:: What you should do ::
Leave the images out and repeat the data exactly as given.

(Interface dataset entries)

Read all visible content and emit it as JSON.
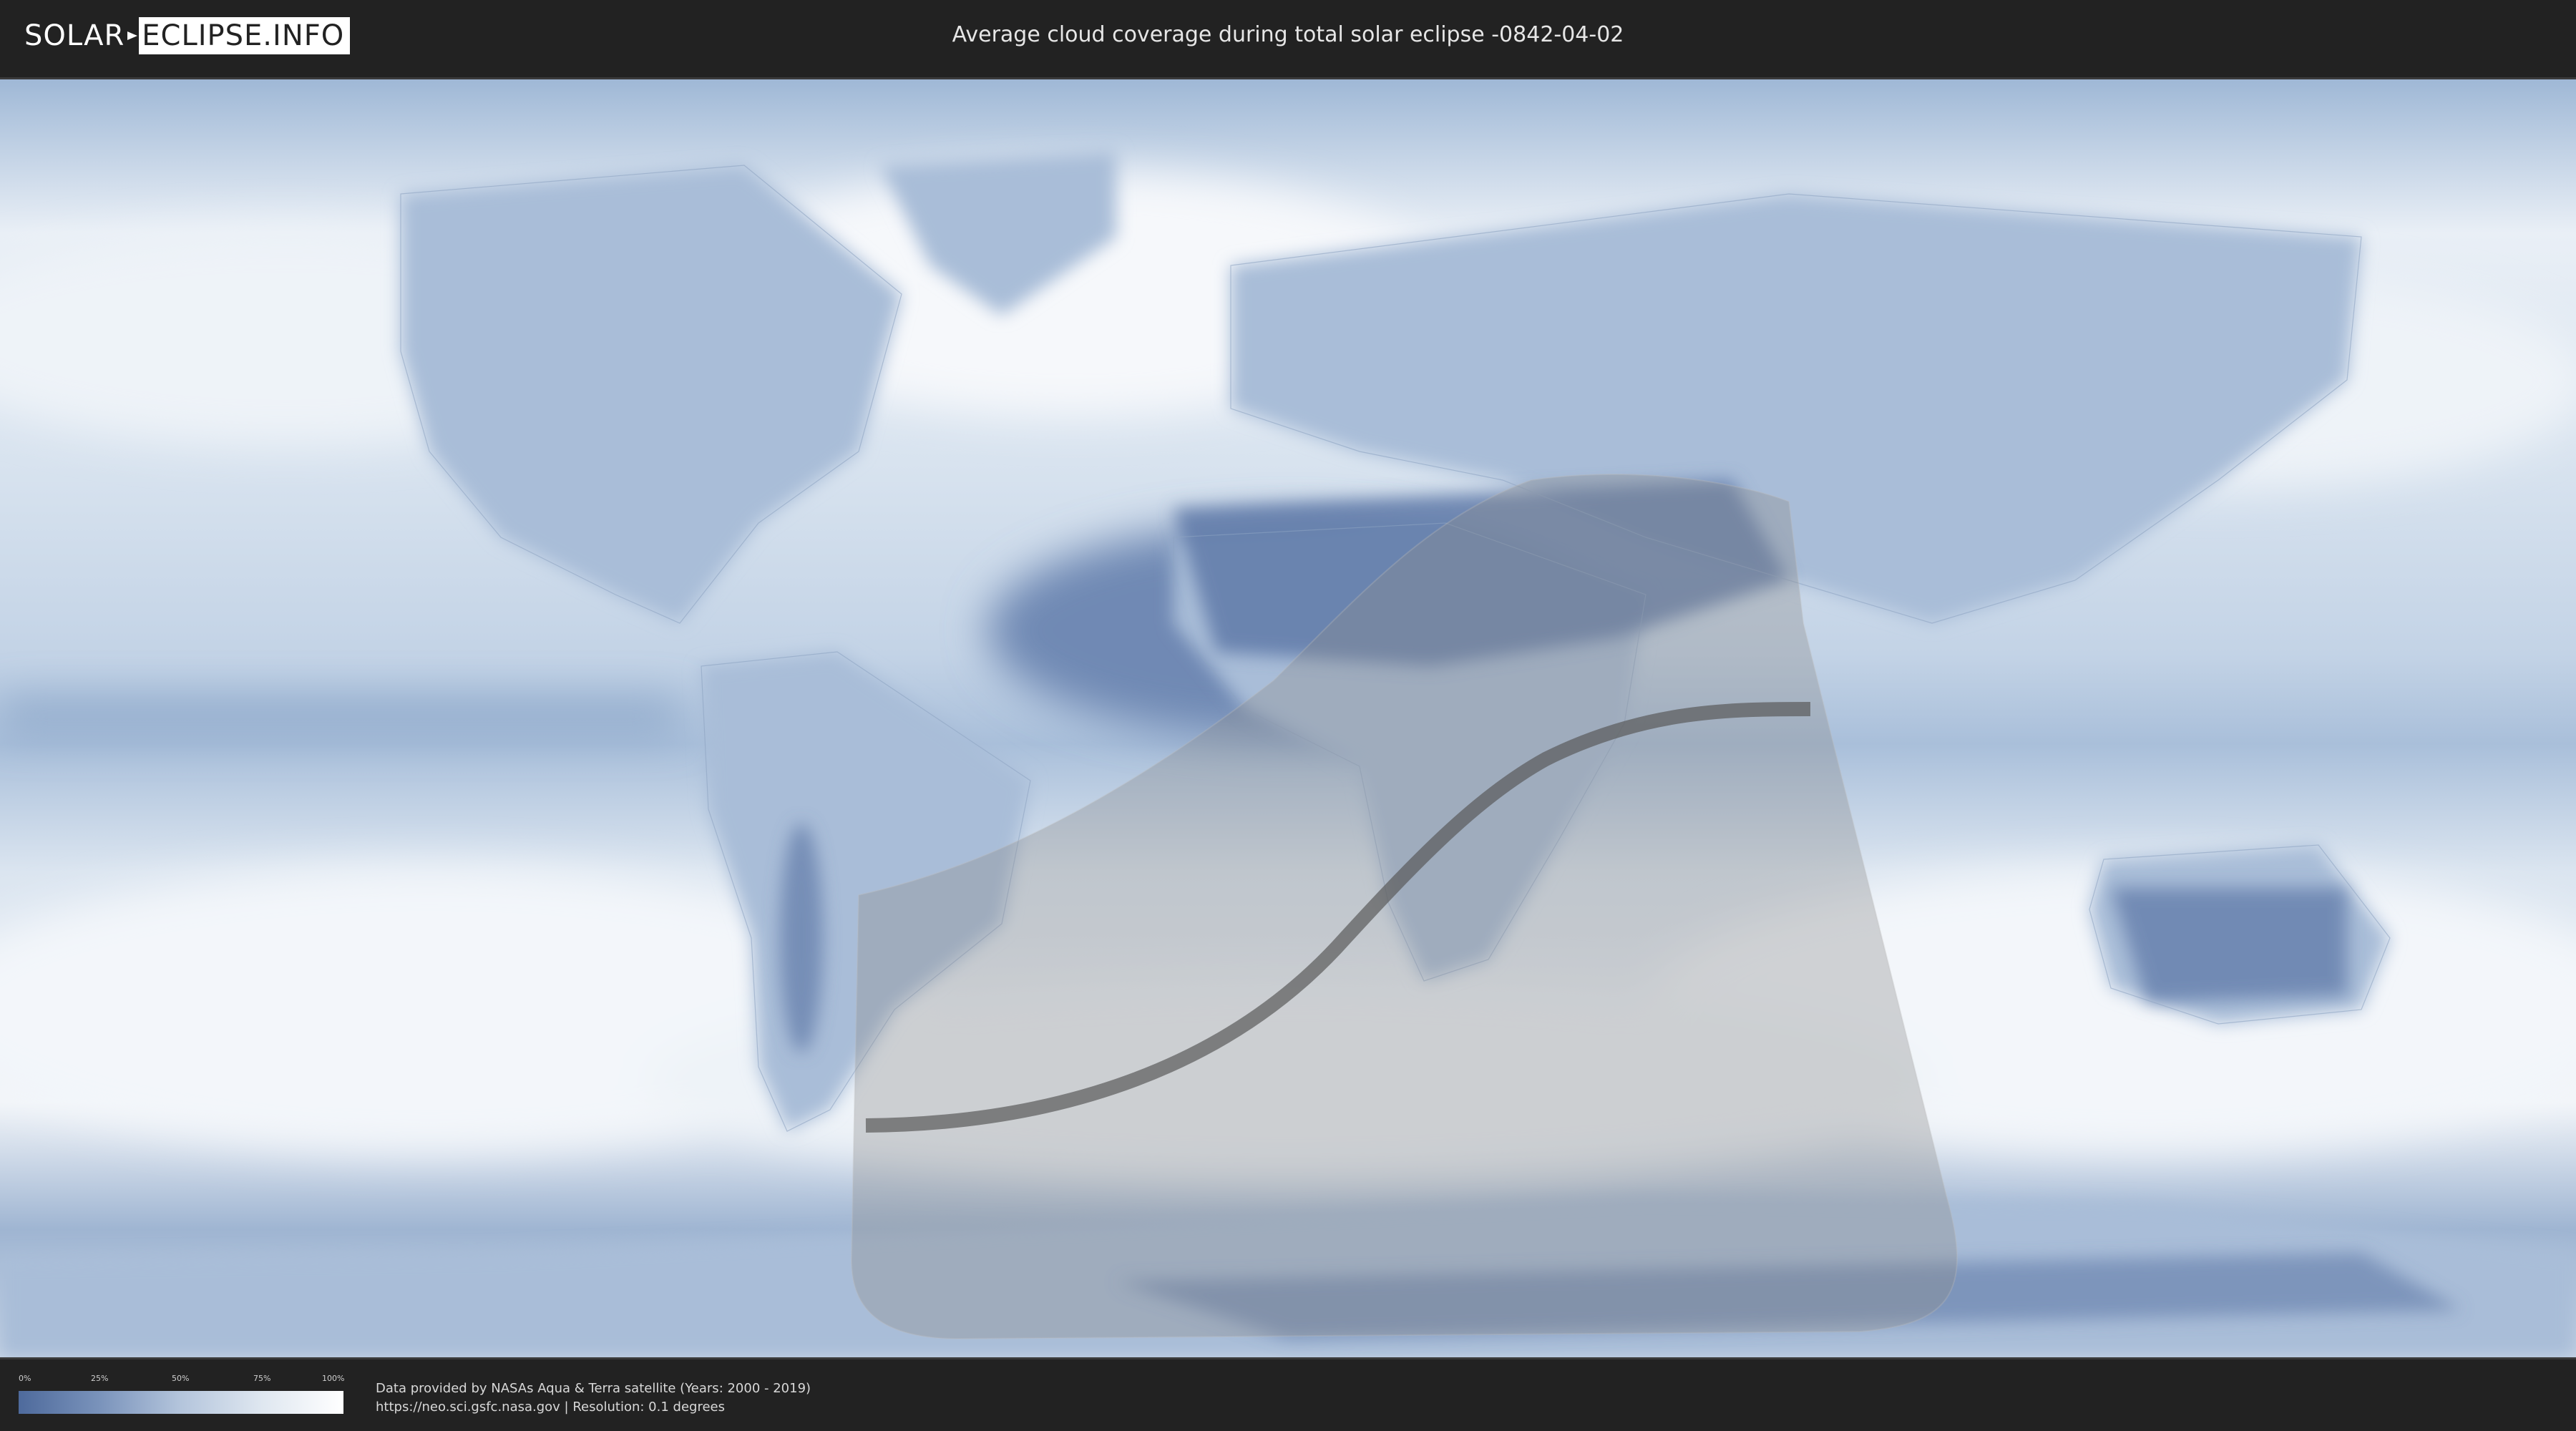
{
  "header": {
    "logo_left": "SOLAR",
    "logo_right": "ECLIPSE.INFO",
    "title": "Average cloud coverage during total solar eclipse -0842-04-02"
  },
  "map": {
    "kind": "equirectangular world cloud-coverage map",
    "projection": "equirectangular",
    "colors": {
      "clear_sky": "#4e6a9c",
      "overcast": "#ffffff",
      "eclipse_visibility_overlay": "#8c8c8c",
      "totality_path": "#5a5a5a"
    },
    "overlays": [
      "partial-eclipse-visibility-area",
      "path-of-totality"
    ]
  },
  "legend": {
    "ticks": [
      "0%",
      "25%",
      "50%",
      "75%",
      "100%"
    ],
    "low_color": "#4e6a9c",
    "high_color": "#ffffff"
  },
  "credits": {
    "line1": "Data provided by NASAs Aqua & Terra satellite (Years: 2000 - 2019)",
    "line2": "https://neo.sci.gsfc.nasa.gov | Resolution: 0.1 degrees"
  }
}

:: Answer box ::
Read all visible content and emit it as JSON.
{
  "header": {
    "logo_left": "SOLAR",
    "logo_right": "ECLIPSE.INFO",
    "title": "Average cloud coverage during total solar eclipse -0842-04-02"
  },
  "map": {
    "kind": "equirectangular world cloud-coverage map",
    "projection": "equirectangular",
    "colors": {
      "clear_sky": "#4e6a9c",
      "overcast": "#ffffff",
      "eclipse_visibility_overlay": "#8c8c8c",
      "totality_path": "#5a5a5a"
    },
    "overlays": [
      "partial-eclipse-visibility-area",
      "path-of-totality"
    ]
  },
  "legend": {
    "ticks": [
      "0%",
      "25%",
      "50%",
      "75%",
      "100%"
    ],
    "low_color": "#4e6a9c",
    "high_color": "#ffffff"
  },
  "credits": {
    "line1": "Data provided by NASAs Aqua & Terra satellite (Years: 2000 - 2019)",
    "line2": "https://neo.sci.gsfc.nasa.gov | Resolution: 0.1 degrees"
  }
}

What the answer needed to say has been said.